Burning the midnight oil

It’s an interesting phrase, one that means someone is working overtime at the office till late at night, or early next morning.

You know, “Been burning the midnight oil again, Frank?”

It prompted me to look up its real meaning.  It goes back to the days before electricity where a worker toiled into the night using only an oil lamp or candles.

In my office, I now have LED lights that are reasonably bright, not like the neon lights I used to have that made me feel like I was in a television studio.  Either way, it’s not quite the atmosphere needed when looking for inspiration.

That inspiration might be better attained in a more subdued atmosphere, perhaps even using candles.  In one of the other rooms, we have a wood fire and that projects a very soothing glow, as well as providing warmth, and there I sit sometimes, Galaxy Tab in hand, writing.

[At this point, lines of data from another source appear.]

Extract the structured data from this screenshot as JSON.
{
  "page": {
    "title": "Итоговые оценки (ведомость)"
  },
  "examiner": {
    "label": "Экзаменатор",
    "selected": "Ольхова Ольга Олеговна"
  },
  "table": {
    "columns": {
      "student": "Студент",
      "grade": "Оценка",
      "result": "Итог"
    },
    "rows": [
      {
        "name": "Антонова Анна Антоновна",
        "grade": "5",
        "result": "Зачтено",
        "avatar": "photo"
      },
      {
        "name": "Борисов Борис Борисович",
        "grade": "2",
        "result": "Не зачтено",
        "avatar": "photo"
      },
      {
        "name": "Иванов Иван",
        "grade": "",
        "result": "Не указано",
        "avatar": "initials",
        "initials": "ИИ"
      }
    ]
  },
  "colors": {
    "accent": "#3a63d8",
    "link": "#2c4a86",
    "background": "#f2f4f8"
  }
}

But all of that aside, those hours leading up to and after midnight are the best time for me to write.

At times the silence is deafening, another rather quaint but relatively true expression.

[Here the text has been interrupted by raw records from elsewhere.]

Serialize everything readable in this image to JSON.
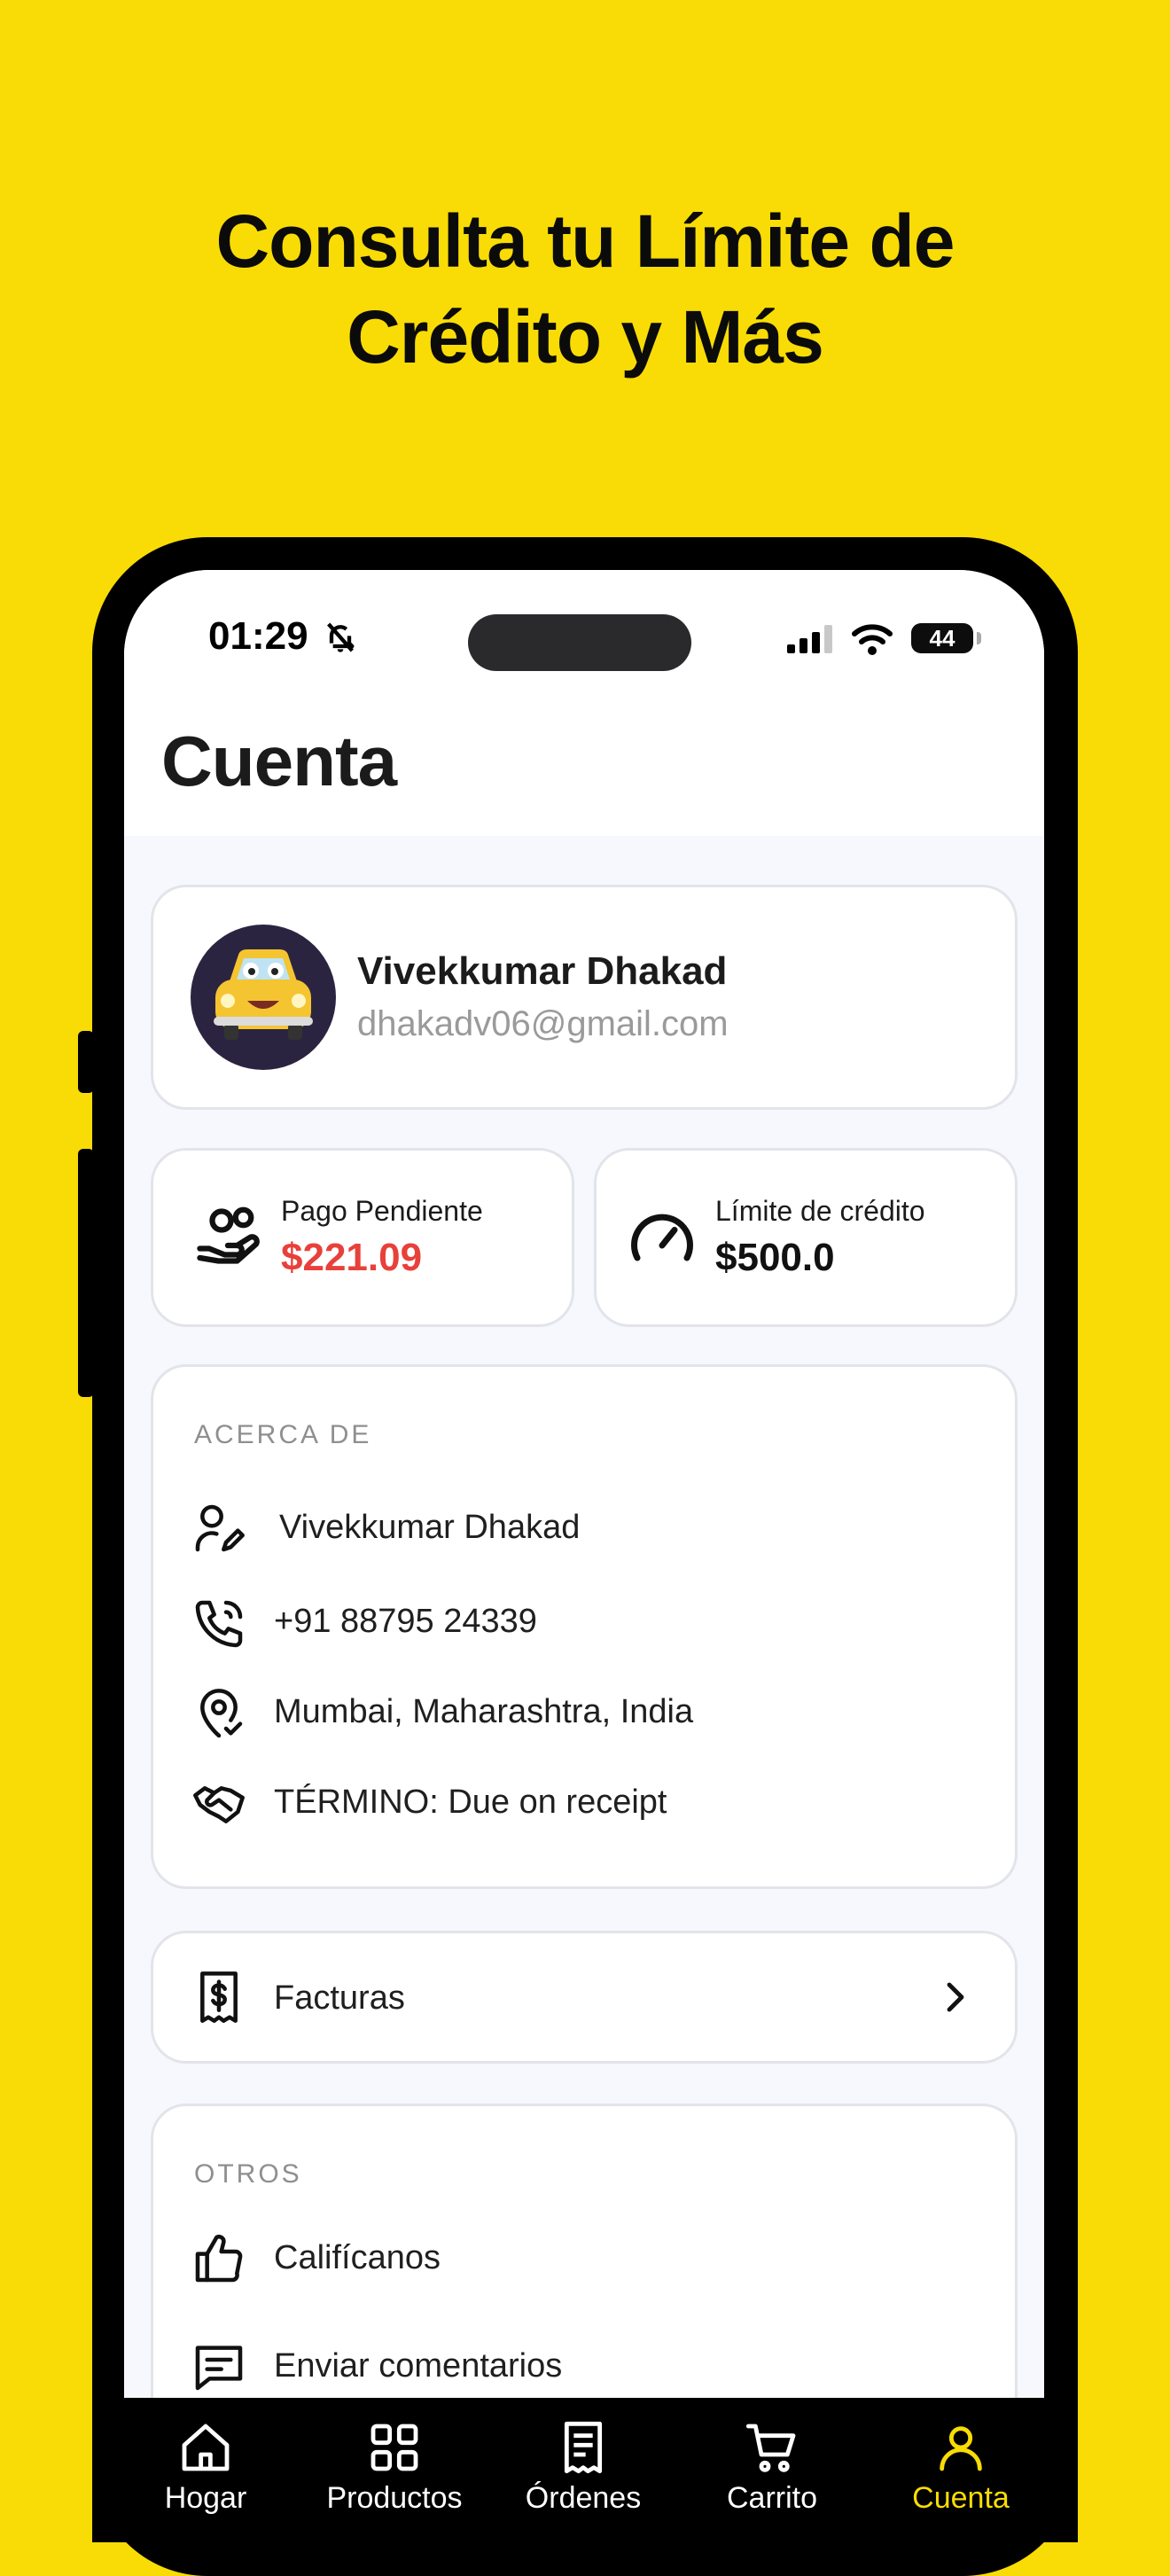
{
  "promo": {
    "headline_line1": "Consulta tu Límite de",
    "headline_line2": "Crédito y Más"
  },
  "status_bar": {
    "time": "01:29",
    "battery": "44"
  },
  "page": {
    "title": "Cuenta"
  },
  "profile": {
    "name": "Vivekkumar Dhakad",
    "email": "dhakadv06@gmail.com"
  },
  "stats": {
    "pending_label": "Pago Pendiente",
    "pending_value": "$221.09",
    "credit_label": "Límite de crédito",
    "credit_value": "$500.0"
  },
  "about": {
    "title": "ACERCA DE",
    "rows": [
      {
        "icon": "user-edit-icon",
        "text": "Vivekkumar Dhakad"
      },
      {
        "icon": "phone-icon",
        "text": "+91 88795 24339"
      },
      {
        "icon": "location-icon",
        "text": "Mumbai, Maharashtra, India"
      },
      {
        "icon": "handshake-icon",
        "text": "TÉRMINO: Due on receipt"
      }
    ]
  },
  "invoices": {
    "label": "Facturas"
  },
  "others": {
    "title": "OTROS",
    "rows": [
      {
        "icon": "thumbs-up-icon",
        "text": "Califícanos"
      },
      {
        "icon": "feedback-icon",
        "text": "Enviar comentarios"
      }
    ]
  },
  "tabbar": {
    "tabs": [
      {
        "label": "Hogar",
        "icon": "home-icon"
      },
      {
        "label": "Productos",
        "icon": "grid-icon"
      },
      {
        "label": "Órdenes",
        "icon": "receipt-icon"
      },
      {
        "label": "Carrito",
        "icon": "cart-icon"
      },
      {
        "label": "Cuenta",
        "icon": "user-icon"
      }
    ],
    "active": "Cuenta"
  },
  "colors": {
    "background": "#F9DC05",
    "pending_amount": "#E8403A",
    "active_tab": "#F9DC05"
  }
}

At others, there are what I call the sounds of silence, which for some reason are much easier to hear than during the daylight hours.

The bark of a dog.

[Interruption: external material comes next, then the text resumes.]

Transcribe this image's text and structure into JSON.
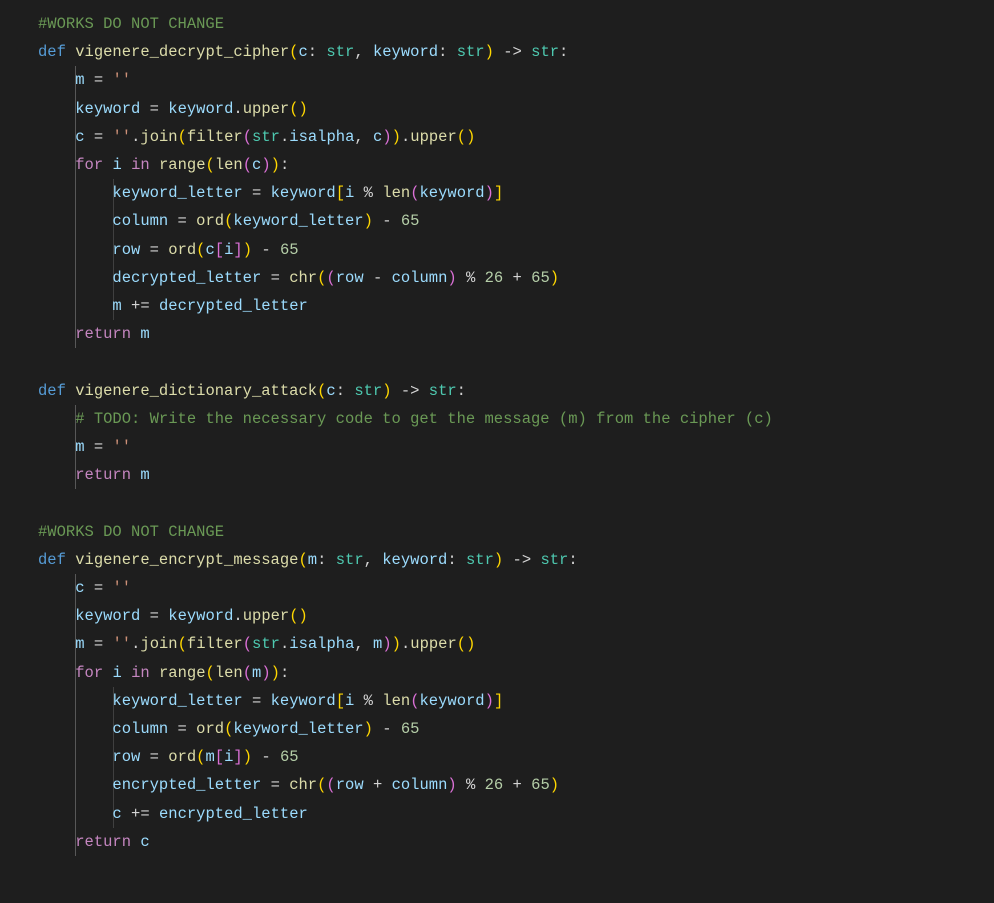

The rustle of leaves in the trees.

The soft pattering of rain on the roof.

The sound of a train horn from a long way away.

The sound of a truck using its brakes on the highway, also a long way away.

The sound of people talking in the street.

I’ve never really thought about it until now, but it will be something I can use in one of my stories.

Perhaps it will be the theme of another.

Damn, sidetracked again!

Living in a winter wonderland, not

Living in a more tr temperate climate where the days of winter are anything from 18 to 23 degrees Celsius, sunny, or overcast, without a hint of rain.

Rarely is it so cold that a combination of wind and rain can chill you to the bone, as it does in the southern states of this country, Australia.

Today is one of those days, sunny and with an almost cloudless blue sky.

Yet I love winter, the real winter where the temperature is so cold your face starts to freeze, an experience I had one January in Chicago, or where the temperature is hovering just above freezing and there is snow everywhere.

New Yorkers I discovered do not like this very much, understandably so because it interferes with their daily lives and livelihood, but to us tourists from those warmer climes it is manna from heaven.

3-foot snow drifts in Central Park, a place where a child can easily make a snow angel, these are aspects of winter we may never see where we live.

The closest we are going to get is a classic wood fire, where we can sit by and watch the flames dance while it keeps us warm.  Nights here do get cold.

But as for a white Christmas, we have to travel to the other side of the world for that.  Good thing then that their winter coincides with our Christmas and generally the hottest days of the years.

In fact, we’re coming your way this year

I can hardly wait.